The 3 key factors are:
You also need to anticipate your appetite for handling the warehousing, fulfillment, and shipping of 1,000+ books, unless a third party is handling it for you, which will reduce your profit. When the truck pulls up to your house with several pallets piled high with 30-pound boxes, it will be a significant reality check if you haven’t thought through your decision.
If you choose print-on-demand for your print edition, then I recommend the following:
I recommend using both Ingram Spark and CreateSpace to maximize your profits and ensure that no one is discouraged from ordering or stocking the print edition of your book. As you might imagine, independent bookstores aren’t crazy about ordering books provided by CreateSpace/Amazon, their key competitor. However, if you use Ingram Spark to fulfill orders through Amazon, you will reduce your profits because Amazon offers more favorable terms when selling books generated through CreateSpace. So it’s much more advantageous financially to use CreateSpace—but limit the scope of that agreement to just Amazon orders.
As soon as your printer-ready files are uploaded, POD books are generally available for order at Amazon within 48 hours. With Ingram Spark, it generally takes 2 weeks for the book to be available through all their channels.
This is for a $14.99 standard 6×9 paperback, about 240 pages.
With print books, your success is typically driven by the quality of your book, your visibility or reach to your readership, and your cover. With ebooks, the same factors are in play, plus the following:

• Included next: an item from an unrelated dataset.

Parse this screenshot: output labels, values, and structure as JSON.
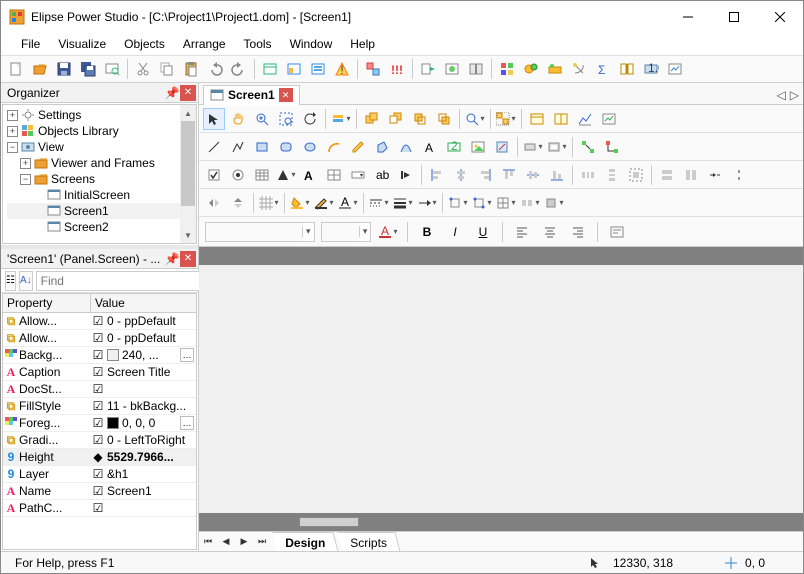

This is but a scratch on the surface of the world of ebook marketing. Author Nicholas Erik maintains an excellent beginner’s guide.